== EXERCISE DATA ==
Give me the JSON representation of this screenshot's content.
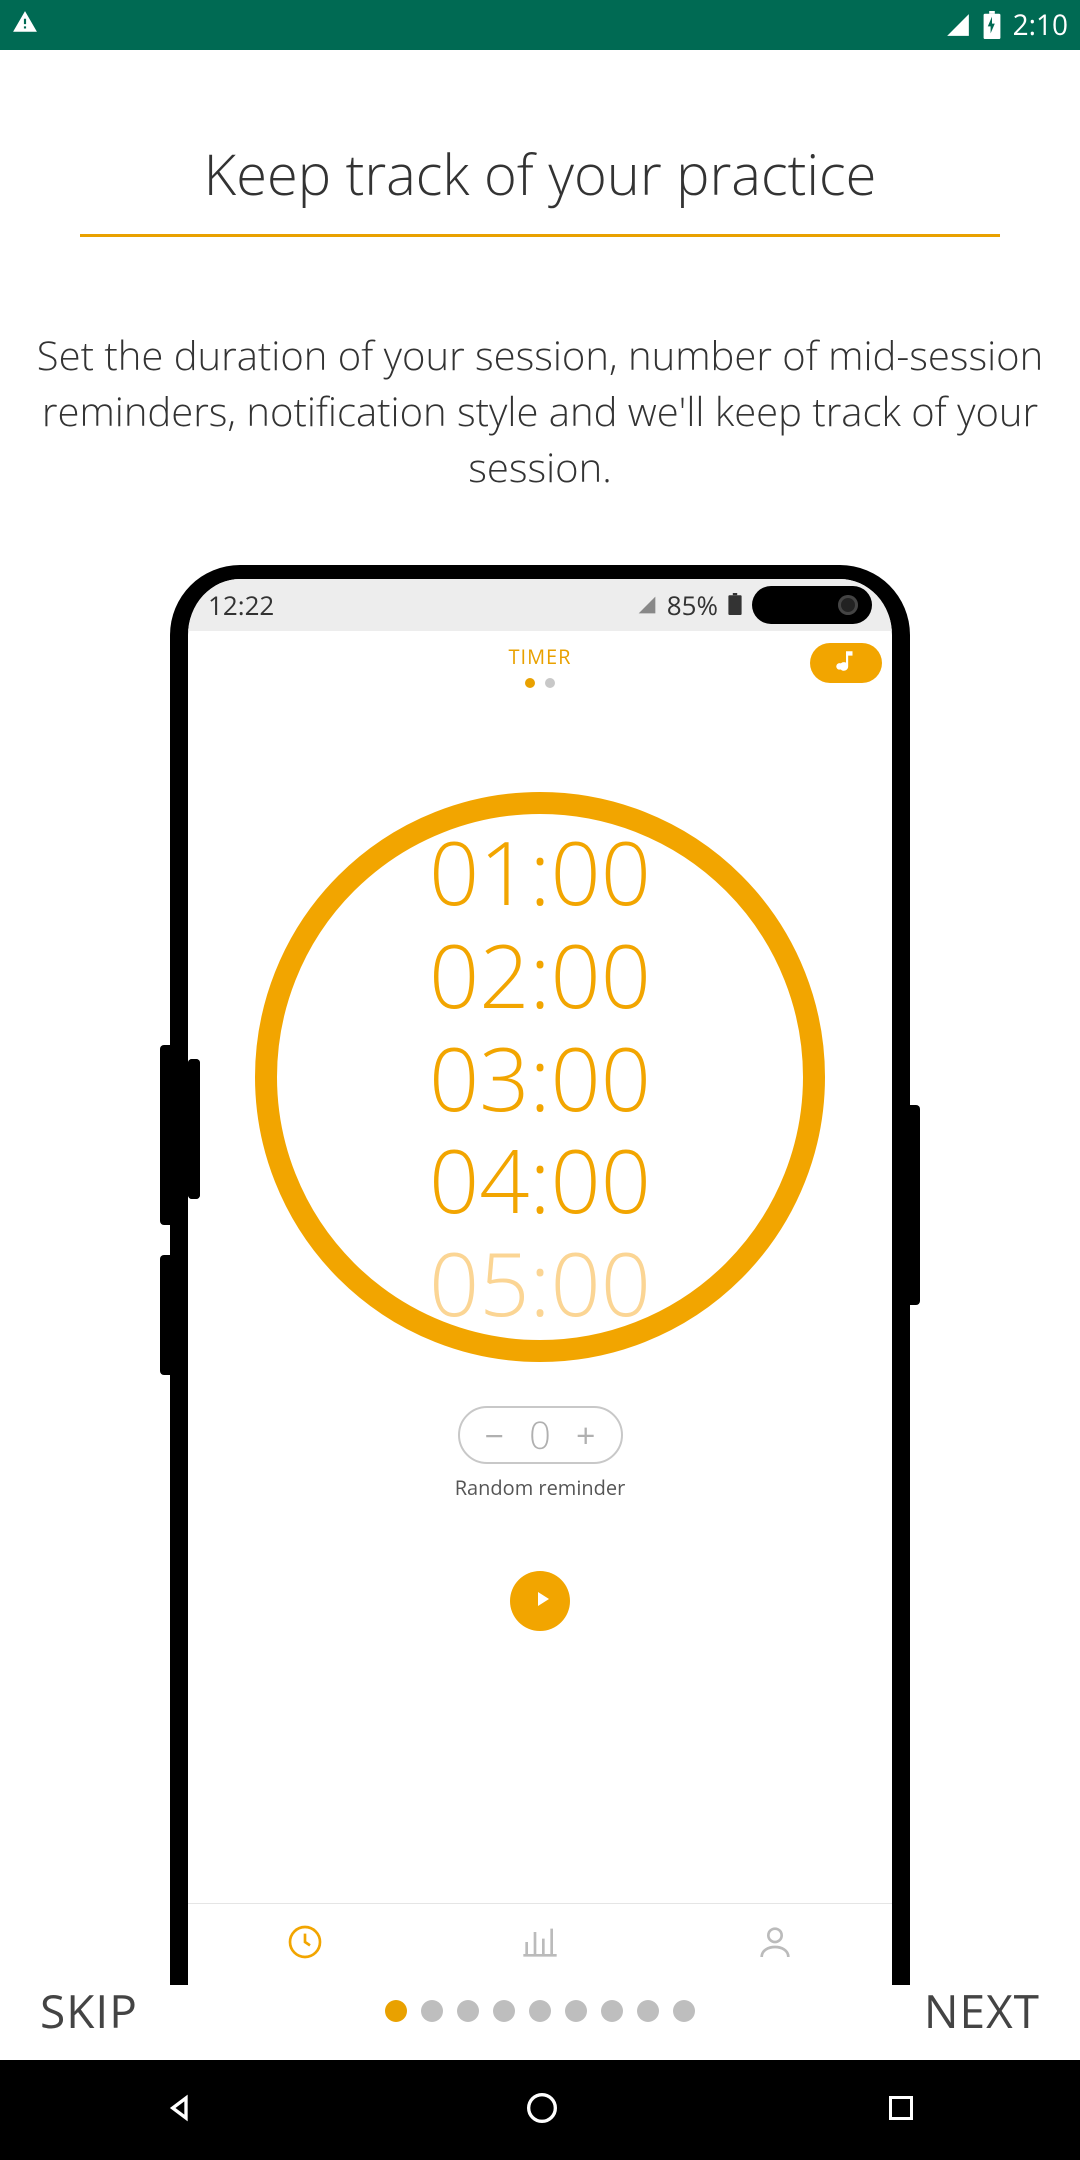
{
  "status_bar": {
    "time": "2:10"
  },
  "page": {
    "title": "Keep track of your practice",
    "subtitle": "Set the duration of your session, number of mid-session reminders, notification style and we'll keep track of your session."
  },
  "preview": {
    "inner_status": {
      "time": "12:22",
      "battery_pct": "85%"
    },
    "timer": {
      "header_label": "TIMER",
      "page_dots": {
        "count": 2,
        "active": 0
      },
      "values": [
        "01:00",
        "02:00",
        "03:00",
        "04:00",
        "05:00"
      ]
    },
    "reminder": {
      "value": "0",
      "label": "Random reminder"
    }
  },
  "controls": {
    "skip_label": "SKIP",
    "next_label": "NEXT",
    "pagination": {
      "count": 9,
      "active": 0
    }
  }
}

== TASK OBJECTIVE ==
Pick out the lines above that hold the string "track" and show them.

== ANSWER ==
    "title": "Keep track of your practice",
    "subtitle": "Set the duration of your session, number of mid-session reminders, notification style and we'll keep track of your session."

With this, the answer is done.